|Rohacell® RIST polymethacrylimide foam||RIST||Rohacell environment and safety|
|Tricast 2 low density rigid polyurethane foam||TR2||Tricast/Tancast/MHD PU foam|
|Tricast 6 Lloyds Approved rigid polyurethane high density foam||TR6||Tricast/Tancast/MHD PU foam|
|Chem Trend Chemlease 15 Mold Sealet||Chemlease 15||Chemlease 15|
|Loctite Frekote 700-NC releasing interface||Frekote 700-NC||Frekote 700-NC|
The Health and Safety Executive have an online
COSHH Essentials webpage.
The University of Reading - Plant Sciences website has a useful online COSHH Chemicals database.
Styrene - see Reduction of styrene in the environment and the workplace
Fibres - health and safety
"There is debate about the hazards associated with glass fibre but currently none of the other [acrylic or polyester] reinforcements are known to be harmful" .
The Health and Safety Executive (HSE) have adopted threshold limit values (TLV)
for man-made mineral fibres during an 8-hour time-weighted average (TWA)
These control limits correspond to the TLVs for nuisance dust. Care should be taken during the handling of reinforcements to ensure that these levels are not exceeded. Atmospheric monitoring and control measures may be required. General methods for dust sampling are outlined by the HSE . Where exposure to fibre dust cannot be reduced by control measures (dust suppression or local exhaust ventilation), then suitable respiratory protective equipment should be provided [3, 4].
Broken fibres may cause irritation to sensitive areas of skin. Personal cleanliness, keeping dry and careful working habits are the best ways to prevent skin irritation. The use of a barrier cream, talcum powder or protective clothing (which does not induce perspiration) can be helpful. Thorough washing and rinsing should remove loose filaments . Irritation of the upper respiratory tract is also possible. Fibres of <3μm diameter and <200μm length are classified as respirable .
A report  from DuPont research has suggested that lung tumours can occur in rats exposed to aramid fibres at concentrations over 250 times that in a typical composites workplace. No specific reactions were recorded at lower densities. Dr John Davis of the Institute of Occupational Medicine noted that the rat inhalation studies "were only possible because great ingenuity was used to break up the material and to keep it airborne" .
Carbon fibres are electrically conductive and can cause electrical hazard and equipment failure. Electrical equipment should be located remote from potential carbon fibre contamination, should be constructed to be immune to carbon dust, or special procedures (positive pressure of filtered air) must be adopted [5, 9]

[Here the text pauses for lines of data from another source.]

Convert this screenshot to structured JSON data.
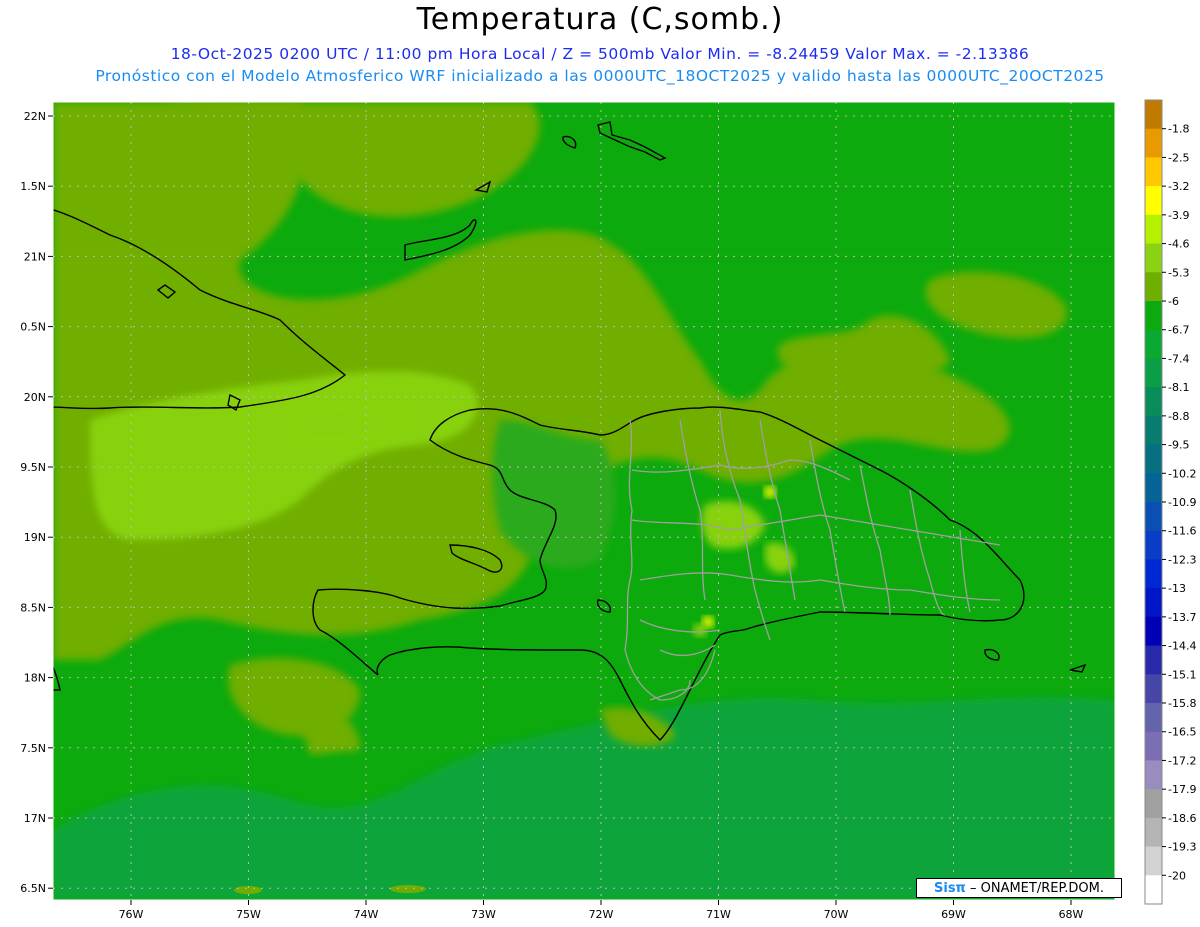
{
  "header": {
    "title": "Temperatura (C,somb.)",
    "subtitle_line1": "18-Oct-2025  0200 UTC / 11:00 pm Hora Local / Z = 500mb  Valor Min. = -8.24459  Valor Max. = -2.13386",
    "subtitle_line2": "Pronóstico con el Modelo Atmosferico WRF inicializado a las 0000UTC_18OCT2025 y valido hasta las  0000UTC_20OCT2025"
  },
  "map": {
    "lat_ticks": [
      "22N",
      "1.5N",
      "21N",
      "0.5N",
      "20N",
      "9.5N",
      "19N",
      "8.5N",
      "18N",
      "7.5N",
      "17N",
      "6.5N"
    ],
    "lon_ticks": [
      "76W",
      "75W",
      "74W",
      "73W",
      "72W",
      "71W",
      "70W",
      "69W",
      "68W"
    ],
    "colors": {
      "ocean_base": "#0caa0c",
      "light_field": "#6fae00",
      "lighter_field": "#88d20f",
      "dark_field": "#09a53a",
      "coast": "#000000",
      "provinces": "#a0a0a0"
    }
  },
  "colorbar": {
    "labels": [
      "-1.8",
      "-2.5",
      "-3.2",
      "-3.9",
      "-4.6",
      "-5.3",
      "-6",
      "-6.7",
      "-7.4",
      "-8.1",
      "-8.8",
      "-9.5",
      "-10.2",
      "-10.9",
      "-11.6",
      "-12.3",
      "-13",
      "-13.7",
      "-14.4",
      "-15.1",
      "-15.8",
      "-16.5",
      "-17.2",
      "-17.9",
      "-18.6",
      "-19.3",
      "-20"
    ],
    "colors": [
      "#c07a00",
      "#e89a00",
      "#ffc800",
      "#ffff00",
      "#b4f000",
      "#8cd214",
      "#6eaf00",
      "#0caa0c",
      "#0aaa32",
      "#0a9e46",
      "#088c5a",
      "#087c6e",
      "#067082",
      "#046496",
      "#0a50b4",
      "#0a3cc8",
      "#0028d2",
      "#0014c8",
      "#0000b4",
      "#2828aa",
      "#4646a6",
      "#6464ac",
      "#7c6eb4",
      "#9a8cc0",
      "#a0a0a0",
      "#b4b4b4",
      "#d2d2d2",
      "#ffffff"
    ]
  },
  "credit": {
    "brand": "Sisπ",
    "separator": " – ",
    "org": "ONAMET/REP.DOM."
  }
}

The use of fibrous reinforcements in industry should be quite safe, but prudent factory management should always include frequent counts of respirable fibre levels to ensure that they remain low. No factory should use fibrous materials without routine checks on the levels of respirable fibres generated. If the levels of respirable fibres are negligible, then the health hazards should be negligible as well.